* What the task requires:
Find the lines below in which the string "DoltSQL" occurs. Copy each one.

Stored entries
※
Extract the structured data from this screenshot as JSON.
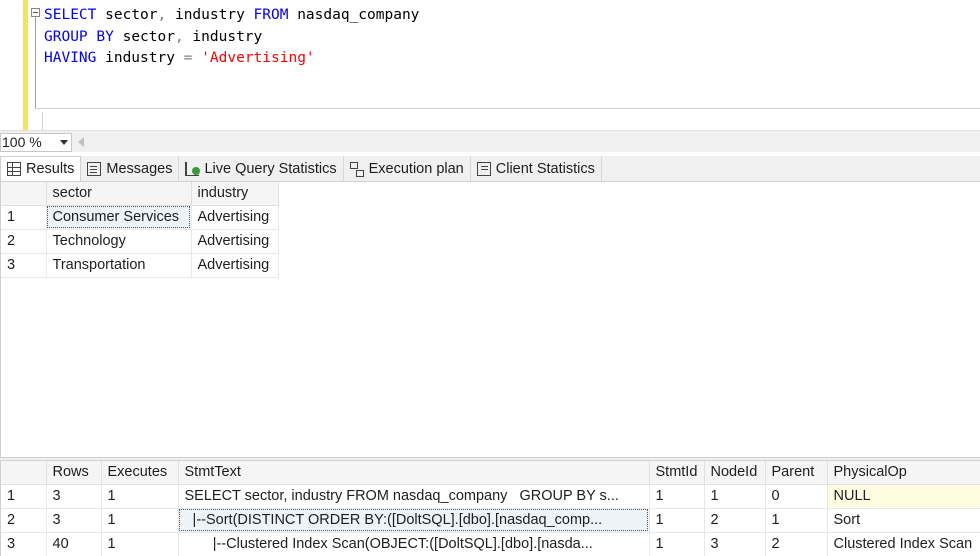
{
  "editor": {
    "lines": [
      [
        {
          "t": "SELECT",
          "c": "kw"
        },
        {
          "t": " sector",
          "c": "plain"
        },
        {
          "t": ",",
          "c": "gray"
        },
        {
          "t": " industry ",
          "c": "plain"
        },
        {
          "t": "FROM",
          "c": "kw"
        },
        {
          "t": " nasdaq_company",
          "c": "plain"
        }
      ],
      [
        {
          "t": "GROUP",
          "c": "kw"
        },
        {
          "t": " ",
          "c": "plain"
        },
        {
          "t": "BY",
          "c": "kw"
        },
        {
          "t": " sector",
          "c": "plain"
        },
        {
          "t": ",",
          "c": "gray"
        },
        {
          "t": " industry",
          "c": "plain"
        }
      ],
      [
        {
          "t": "HAVING",
          "c": "kw"
        },
        {
          "t": " industry ",
          "c": "plain"
        },
        {
          "t": "=",
          "c": "gray"
        },
        {
          "t": " ",
          "c": "plain"
        },
        {
          "t": "'Advertising'",
          "c": "str"
        }
      ]
    ]
  },
  "zoom": {
    "value": "100 %"
  },
  "tabs": [
    {
      "label": "Results",
      "icon": "grid-icon",
      "active": true
    },
    {
      "label": "Messages",
      "icon": "messages-icon",
      "active": false
    },
    {
      "label": "Live Query Statistics",
      "icon": "live-stats-icon",
      "active": false
    },
    {
      "label": "Execution plan",
      "icon": "execution-plan-icon",
      "active": false
    },
    {
      "label": "Client Statistics",
      "icon": "client-stats-icon",
      "active": false
    }
  ],
  "results": {
    "columns": [
      "sector",
      "industry"
    ],
    "rows": [
      [
        "1",
        "Consumer Services",
        "Advertising"
      ],
      [
        "2",
        "Technology",
        "Advertising"
      ],
      [
        "3",
        "Transportation",
        "Advertising"
      ]
    ]
  },
  "stats": {
    "columns": [
      "Rows",
      "Executes",
      "StmtText",
      "StmtId",
      "NodeId",
      "Parent",
      "PhysicalOp"
    ],
    "rows": [
      [
        "1",
        "3",
        "1",
        "SELECT sector, industry FROM nasdaq_company   GROUP BY s...",
        "1",
        "1",
        "0",
        "NULL"
      ],
      [
        "2",
        "3",
        "1",
        "  |--Sort(DISTINCT ORDER BY:([DoltSQL].[dbo].[nasdaq_comp...",
        "1",
        "2",
        "1",
        "Sort"
      ],
      [
        "3",
        "40",
        "1",
        "       |--Clustered Index Scan(OBJECT:([DoltSQL].[dbo].[nasda...",
        "1",
        "3",
        "2",
        "Clustered Index Scan"
      ]
    ]
  },
  "colors": {
    "keyword": "#0000ff",
    "string": "#ff0000",
    "operator": "#808080",
    "margin": "#f5e64f",
    "null_cell": "#fffde1"
  }
}
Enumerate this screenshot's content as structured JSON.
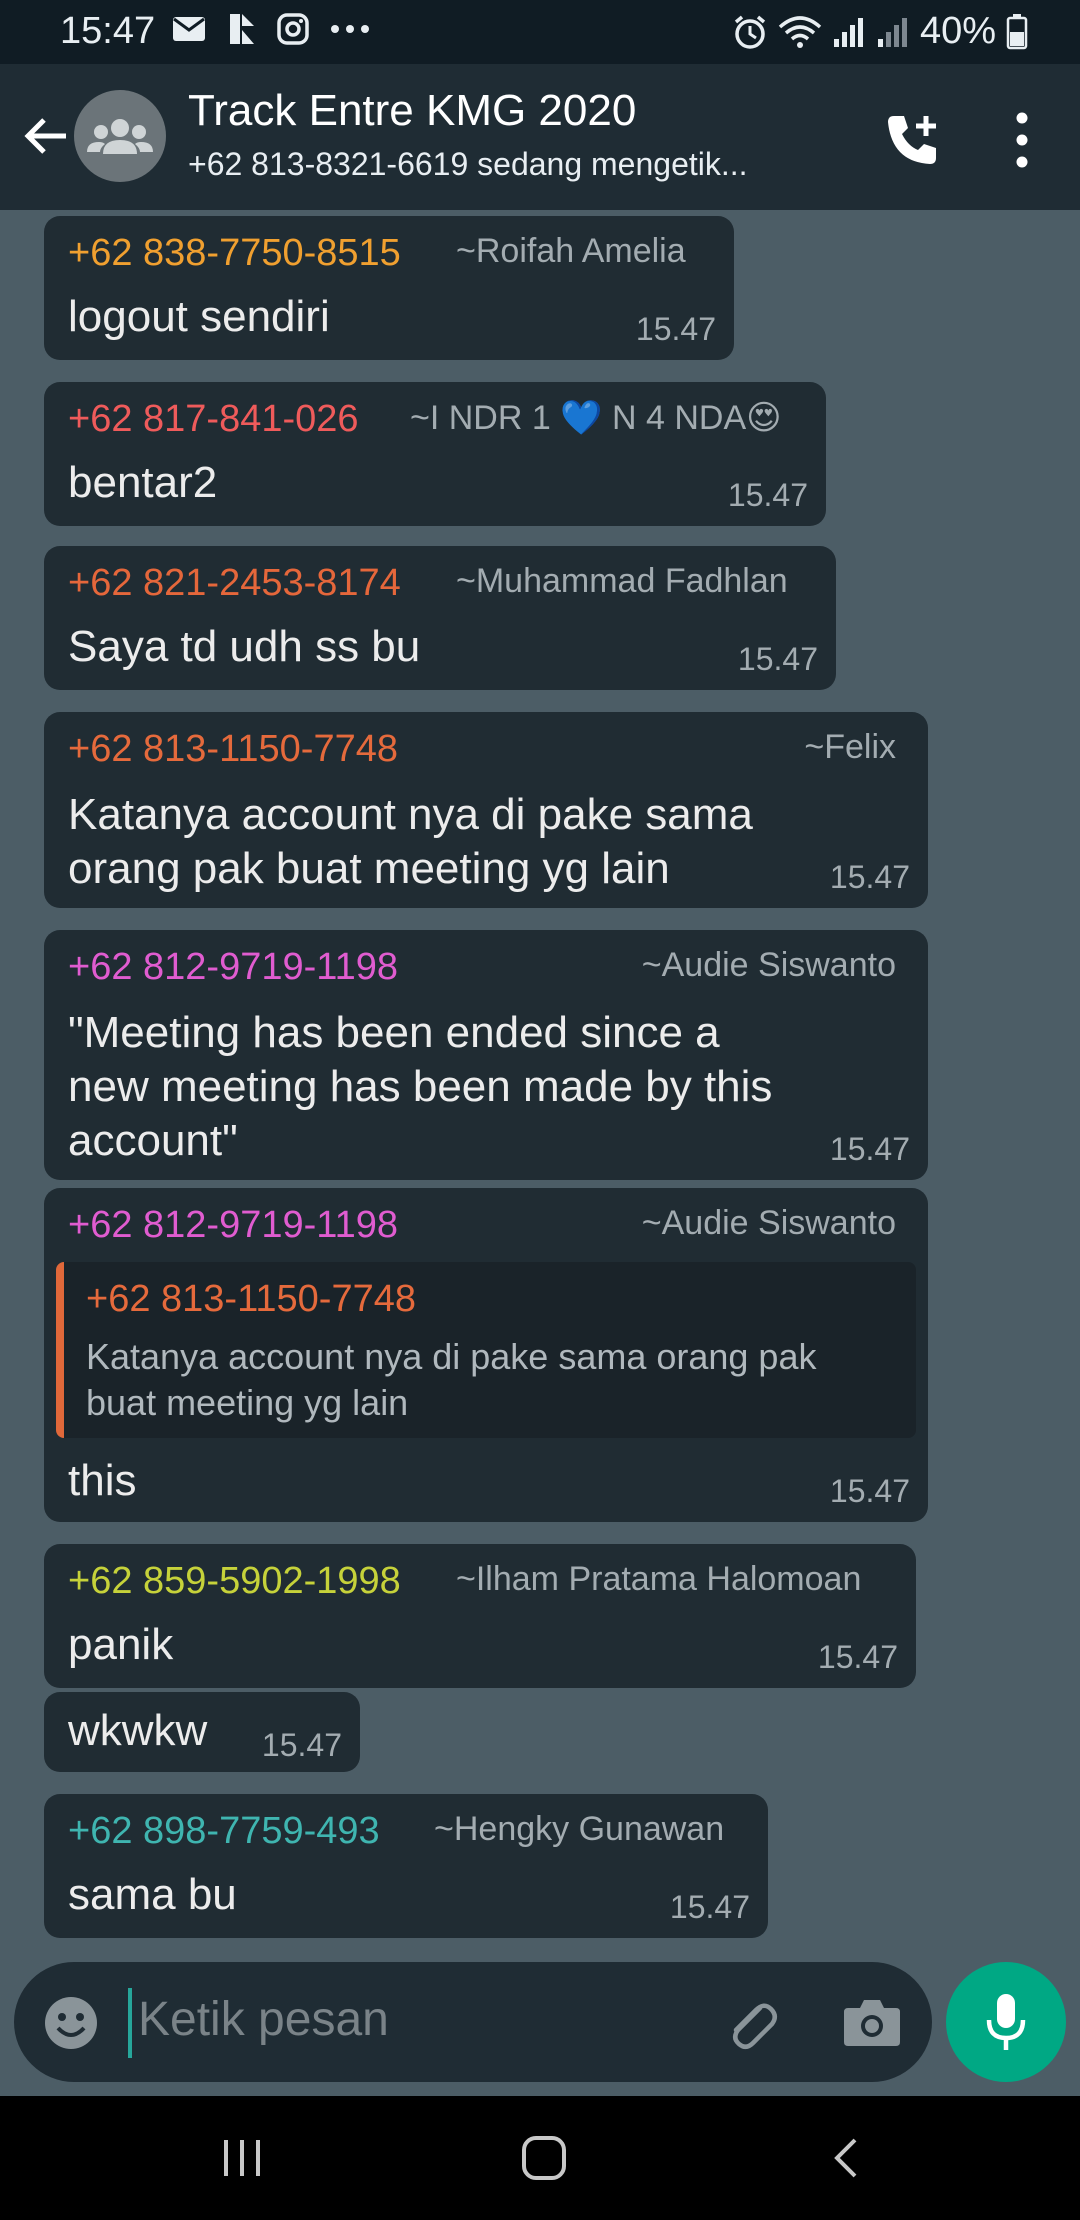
{
  "status_bar": {
    "time": "15:47",
    "battery": "40%",
    "icons_left": [
      "mail-icon",
      "app-icon",
      "instagram-icon",
      "more-icon"
    ],
    "icons_right": [
      "alarm-icon",
      "wifi-icon",
      "signal-icon",
      "signal-icon",
      "battery-icon"
    ]
  },
  "header": {
    "title": "Track Entre KMG 2020",
    "subtitle": "+62 813-8321-6619 sedang mengetik..."
  },
  "colors": {
    "chat_bg": "#4c5d66",
    "bubble": "#202c33",
    "header": "#1f2c34",
    "accent": "#00a884"
  },
  "messages": [
    {
      "phone": "+62 838-7750-8515",
      "name": "~Roifah Amelia",
      "text": [
        "logout sendiri"
      ],
      "time": "15.47",
      "color": "#f0a030"
    },
    {
      "phone": "+62 817-841-026",
      "name": "~I NDR 1 💙 N 4 NDA😍",
      "text": [
        "bentar2"
      ],
      "time": "15.47",
      "color": "#ef5b5b"
    },
    {
      "phone": "+62 821-2453-8174",
      "name": "~Muhammad Fadhlan",
      "text": [
        "Saya td udh ss bu"
      ],
      "time": "15.47",
      "color": "#e5673b"
    },
    {
      "phone": "+62 813-1150-7748",
      "name": "~Felix",
      "text": [
        "Katanya account nya di pake sama",
        "orang pak buat meeting yg lain"
      ],
      "time": "15.47",
      "color": "#e56a3c"
    },
    {
      "phone": "+62 812-9719-1198",
      "name": "~Audie Siswanto",
      "text": [
        "\"Meeting has been ended since a",
        "new meeting has been made by this",
        "account\""
      ],
      "time": "15.47",
      "color": "#e05cd0"
    },
    {
      "phone": "+62 812-9719-1198",
      "name": "~Audie Siswanto",
      "quote": {
        "phone": "+62 813-1150-7748",
        "text": [
          "Katanya account nya di pake sama orang pak",
          "buat meeting yg lain"
        ]
      },
      "text": [
        "this"
      ],
      "time": "15.47",
      "color": "#e05cd0"
    },
    {
      "phone": "+62 859-5902-1998",
      "name": "~Ilham Pratama Halomoan",
      "text": [
        "panik"
      ],
      "time": "15.47",
      "color": "#c6d23a"
    },
    {
      "text": [
        "wkwkw"
      ],
      "time": "15.47"
    },
    {
      "phone": "+62 898-7759-493",
      "name": "~Hengky Gunawan",
      "text": [
        "sama bu"
      ],
      "time": "15.47",
      "color": "#3fb5b0"
    }
  ],
  "input": {
    "placeholder": "Ketik pesan"
  }
}
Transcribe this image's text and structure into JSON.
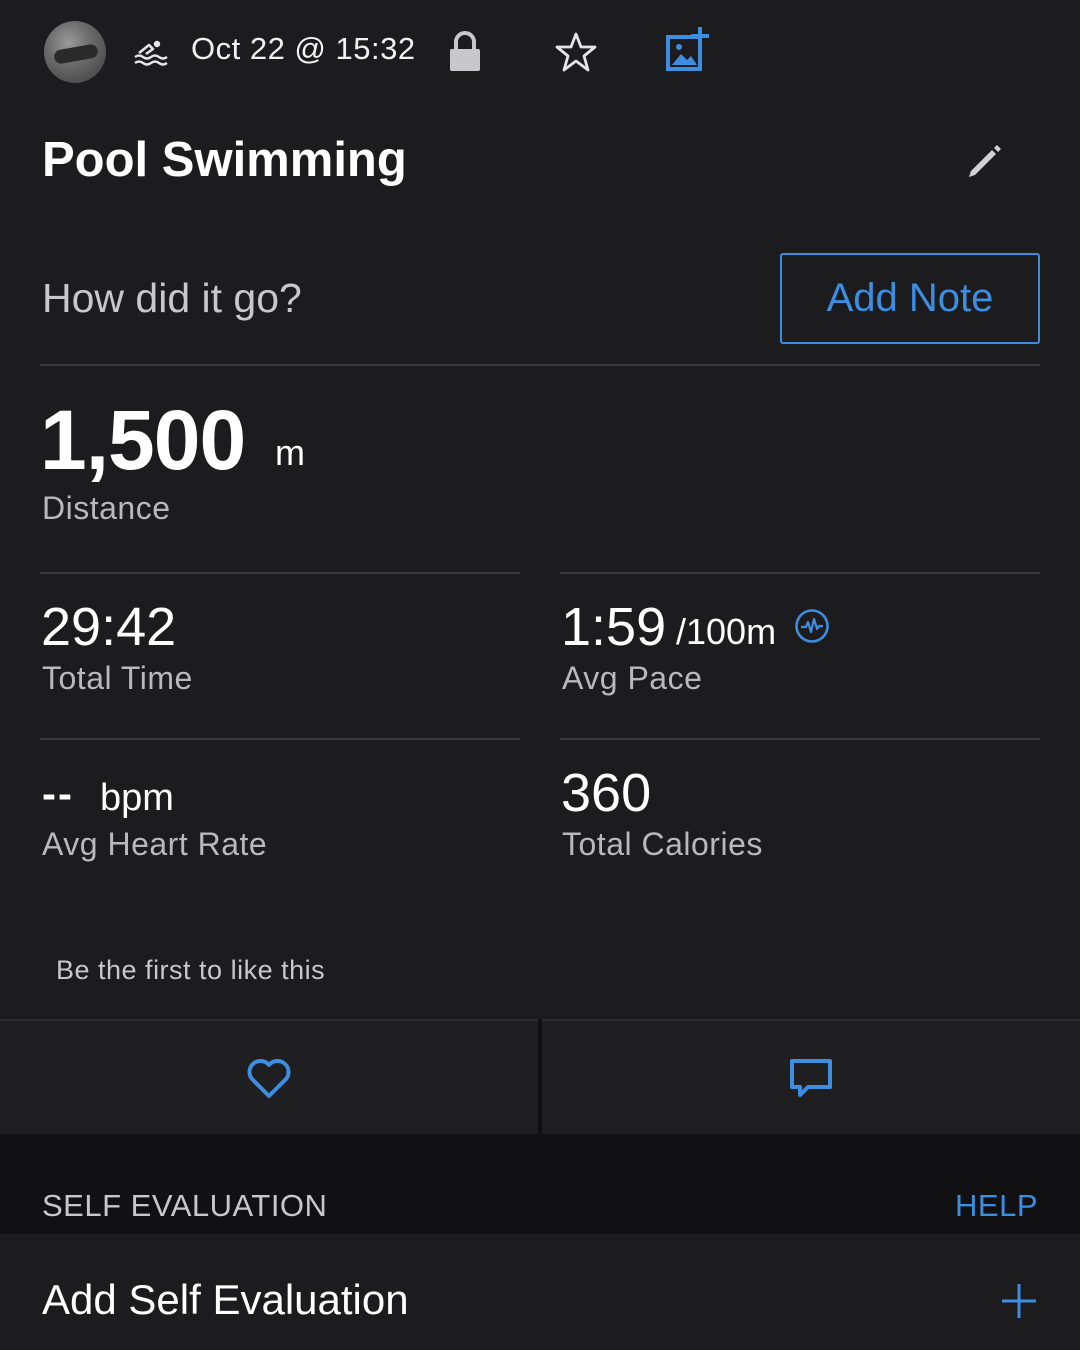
{
  "header": {
    "date": "Oct 22 @ 15:32",
    "icons": [
      "avatar",
      "swim-icon",
      "lock-icon",
      "star-icon",
      "add-photo-icon"
    ]
  },
  "activity": {
    "title": "Pool Swimming",
    "note_prompt": "How did it go?",
    "add_note_label": "Add Note"
  },
  "stats": {
    "distance": {
      "value": "1,500",
      "unit": "m",
      "label": "Distance"
    },
    "total_time": {
      "value": "29:42",
      "label": "Total Time"
    },
    "avg_pace": {
      "value": "1:59",
      "unit": "/100m",
      "label": "Avg Pace"
    },
    "avg_heart_rate": {
      "value": "--",
      "unit": "bpm",
      "label": "Avg Heart Rate"
    },
    "total_calories": {
      "value": "360",
      "label": "Total Calories"
    }
  },
  "social": {
    "likes_text": "Be the first to like this"
  },
  "self_evaluation": {
    "section_title": "SELF EVALUATION",
    "help_label": "HELP",
    "add_label": "Add Self Evaluation"
  },
  "colors": {
    "background": "#1c1c1e",
    "accent": "#3d8de0",
    "label": "#b8b8bd"
  }
}
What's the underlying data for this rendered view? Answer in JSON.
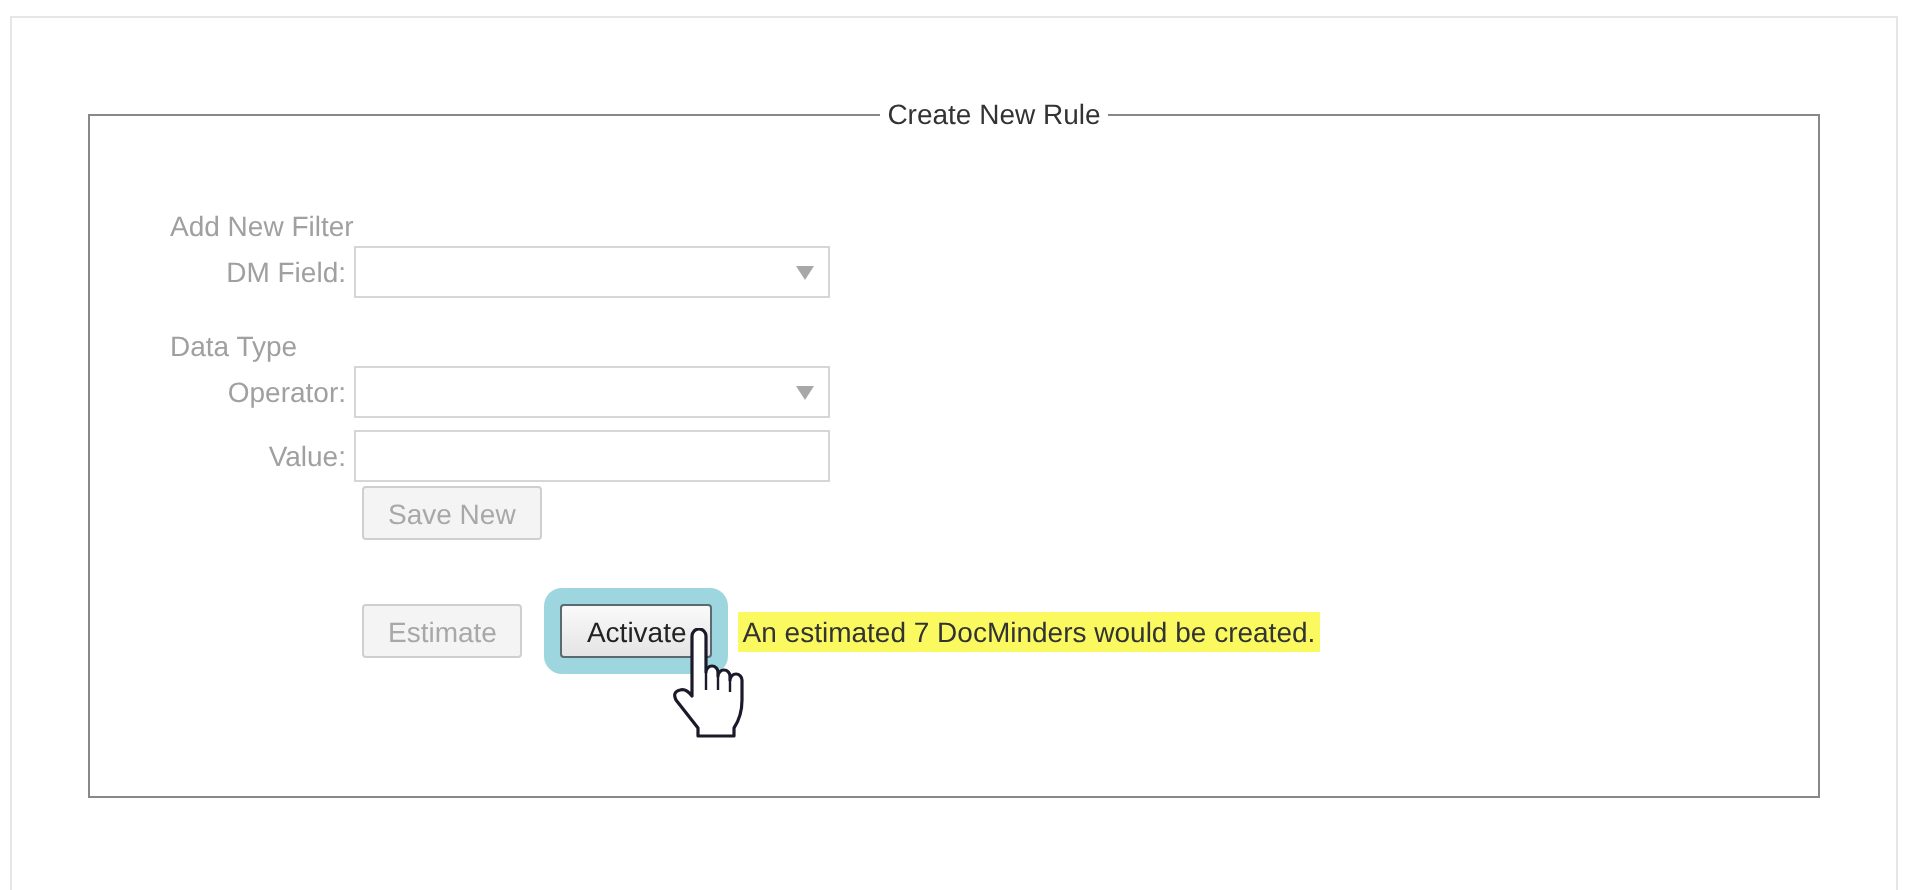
{
  "panel": {
    "legend": "Create New Rule"
  },
  "groups": [
    {
      "heading": "Add New Filter",
      "fields": [
        {
          "label": "DM Field:",
          "kind": "select",
          "disabled": true
        }
      ]
    },
    {
      "heading": "Data Type",
      "fields": [
        {
          "label": "Operator:",
          "kind": "select",
          "disabled": true
        },
        {
          "label": "Value:",
          "kind": "text",
          "disabled": true
        }
      ]
    }
  ],
  "save_button": {
    "label": "Save New",
    "disabled": true
  },
  "actions": [
    {
      "label": "Estimate",
      "disabled": true,
      "focused": false
    },
    {
      "label": "Activate",
      "disabled": false,
      "focused": true
    }
  ],
  "message": {
    "text": "An estimated 7 DocMinders would be created.",
    "highlighted": true
  }
}
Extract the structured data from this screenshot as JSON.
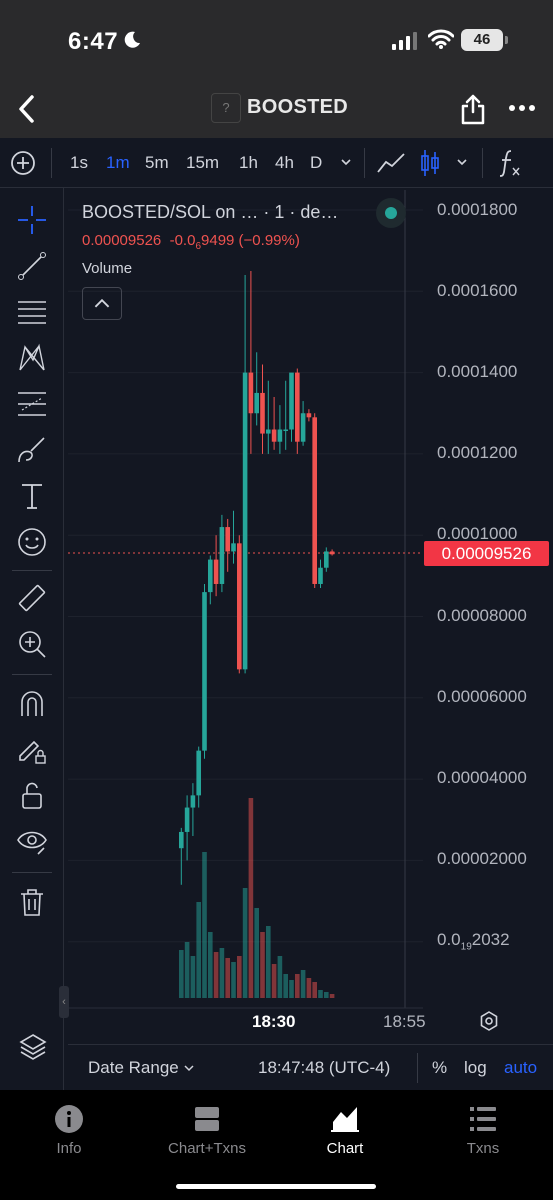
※
* Answer section:
        "  |--Sort(DISTINCT ORDER BY:([DoltSQL].[dbo].[nasdaq_comp...",
        "       |--Clustered Index Scan(OBJECT:([DoltSQL].[dbo].[nasda...",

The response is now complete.